The Morrill Land Grant College Act


ANNCR: The Morrill Land Grant College Act – On Today's Congressional Moment

The Morrill Land Grant Act of 1862, signed into law by Abraham Lincoln on July 2nd of that year, was first proposed in 1857 by Justin Smith Morrill, who served in Congress for 43 years as both a Representative and a Senator from Vermont.

The son of a blacksmith, Morrill had to leave school when he was 15. He saw the need for the everyday working people he identified with to have access to higher education.

The legislation he proposed used a simple formula to give federal land to every state for one purpose: to build at least one college, accessible to all, that would promote regional development by teaching agriculture and engineering in addition to "the higher graces of classical study," in Morrill's own words. These land-grant universities are considered forerunners of today's state universities.

Because of the Morrill Land Grant Act, 12 million acres now house 70 land-grant universities, including Michigan State University, Cornell University, the University of Kentucky, and Purdue University. Each year, land-grant schools award one-third of the nation's bachelors and masters degrees and 60% of all doctorates.

Justin Morrill's vision has made higher education available to millions of Americans, and has far exceeded his original expectations in both depth and scope.

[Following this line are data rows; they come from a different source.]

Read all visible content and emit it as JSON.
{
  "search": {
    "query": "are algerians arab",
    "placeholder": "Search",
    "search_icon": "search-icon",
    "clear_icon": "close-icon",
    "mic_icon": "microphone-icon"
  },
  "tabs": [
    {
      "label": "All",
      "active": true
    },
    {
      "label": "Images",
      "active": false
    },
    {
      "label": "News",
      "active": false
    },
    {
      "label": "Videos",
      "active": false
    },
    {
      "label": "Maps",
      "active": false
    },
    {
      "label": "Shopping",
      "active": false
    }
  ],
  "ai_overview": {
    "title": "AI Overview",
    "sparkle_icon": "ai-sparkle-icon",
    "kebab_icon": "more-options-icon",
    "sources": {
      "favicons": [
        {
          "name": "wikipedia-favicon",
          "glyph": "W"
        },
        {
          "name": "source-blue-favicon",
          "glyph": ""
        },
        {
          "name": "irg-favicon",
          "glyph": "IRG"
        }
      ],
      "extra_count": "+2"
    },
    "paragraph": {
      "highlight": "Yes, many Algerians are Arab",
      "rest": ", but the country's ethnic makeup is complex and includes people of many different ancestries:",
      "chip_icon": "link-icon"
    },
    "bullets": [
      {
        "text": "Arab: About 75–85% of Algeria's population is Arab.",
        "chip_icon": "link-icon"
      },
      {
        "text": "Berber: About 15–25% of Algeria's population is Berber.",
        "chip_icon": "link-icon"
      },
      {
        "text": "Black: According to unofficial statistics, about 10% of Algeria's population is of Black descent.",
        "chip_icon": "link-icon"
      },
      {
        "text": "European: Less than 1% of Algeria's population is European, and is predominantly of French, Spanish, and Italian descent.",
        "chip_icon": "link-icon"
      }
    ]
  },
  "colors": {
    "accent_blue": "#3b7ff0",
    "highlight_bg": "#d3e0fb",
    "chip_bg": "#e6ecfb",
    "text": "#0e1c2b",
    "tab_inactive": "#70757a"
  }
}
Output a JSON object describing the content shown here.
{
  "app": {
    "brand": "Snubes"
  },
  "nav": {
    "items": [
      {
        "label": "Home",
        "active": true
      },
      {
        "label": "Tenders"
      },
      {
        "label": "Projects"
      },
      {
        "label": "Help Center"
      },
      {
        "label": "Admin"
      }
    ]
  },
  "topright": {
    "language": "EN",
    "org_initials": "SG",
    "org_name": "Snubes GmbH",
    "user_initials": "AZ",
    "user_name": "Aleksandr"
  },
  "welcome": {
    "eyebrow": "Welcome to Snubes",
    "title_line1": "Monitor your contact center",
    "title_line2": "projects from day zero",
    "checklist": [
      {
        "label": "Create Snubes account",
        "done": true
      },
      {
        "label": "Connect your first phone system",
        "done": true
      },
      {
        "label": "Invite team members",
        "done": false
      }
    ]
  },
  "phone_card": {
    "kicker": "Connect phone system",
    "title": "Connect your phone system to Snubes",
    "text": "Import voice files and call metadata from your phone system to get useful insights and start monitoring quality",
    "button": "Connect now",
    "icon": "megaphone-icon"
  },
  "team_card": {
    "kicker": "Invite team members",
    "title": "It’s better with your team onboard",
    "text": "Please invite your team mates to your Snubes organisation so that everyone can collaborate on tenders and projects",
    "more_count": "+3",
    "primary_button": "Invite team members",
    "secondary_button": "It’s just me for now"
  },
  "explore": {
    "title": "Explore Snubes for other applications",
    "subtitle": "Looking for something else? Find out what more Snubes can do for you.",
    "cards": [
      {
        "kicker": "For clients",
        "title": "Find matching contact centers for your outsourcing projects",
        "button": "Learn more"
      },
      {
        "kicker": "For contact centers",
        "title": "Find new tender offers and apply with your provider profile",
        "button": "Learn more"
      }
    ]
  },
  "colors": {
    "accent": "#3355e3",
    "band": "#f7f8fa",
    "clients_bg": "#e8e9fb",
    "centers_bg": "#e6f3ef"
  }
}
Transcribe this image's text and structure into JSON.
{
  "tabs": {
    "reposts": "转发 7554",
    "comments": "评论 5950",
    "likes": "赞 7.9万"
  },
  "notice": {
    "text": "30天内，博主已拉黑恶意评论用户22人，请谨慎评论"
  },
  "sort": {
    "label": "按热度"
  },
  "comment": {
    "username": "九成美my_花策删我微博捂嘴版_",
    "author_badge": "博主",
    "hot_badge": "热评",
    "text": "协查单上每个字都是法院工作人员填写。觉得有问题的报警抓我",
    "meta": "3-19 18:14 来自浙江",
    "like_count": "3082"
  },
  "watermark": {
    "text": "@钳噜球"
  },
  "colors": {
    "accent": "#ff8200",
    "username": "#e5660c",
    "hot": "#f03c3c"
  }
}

STANDARD CLOSING: This is Lee Hamilton. Congressional decisions impact all our lives. To find out more about how Congress works, or to get involved in your government, visit the Center On Congress Web site at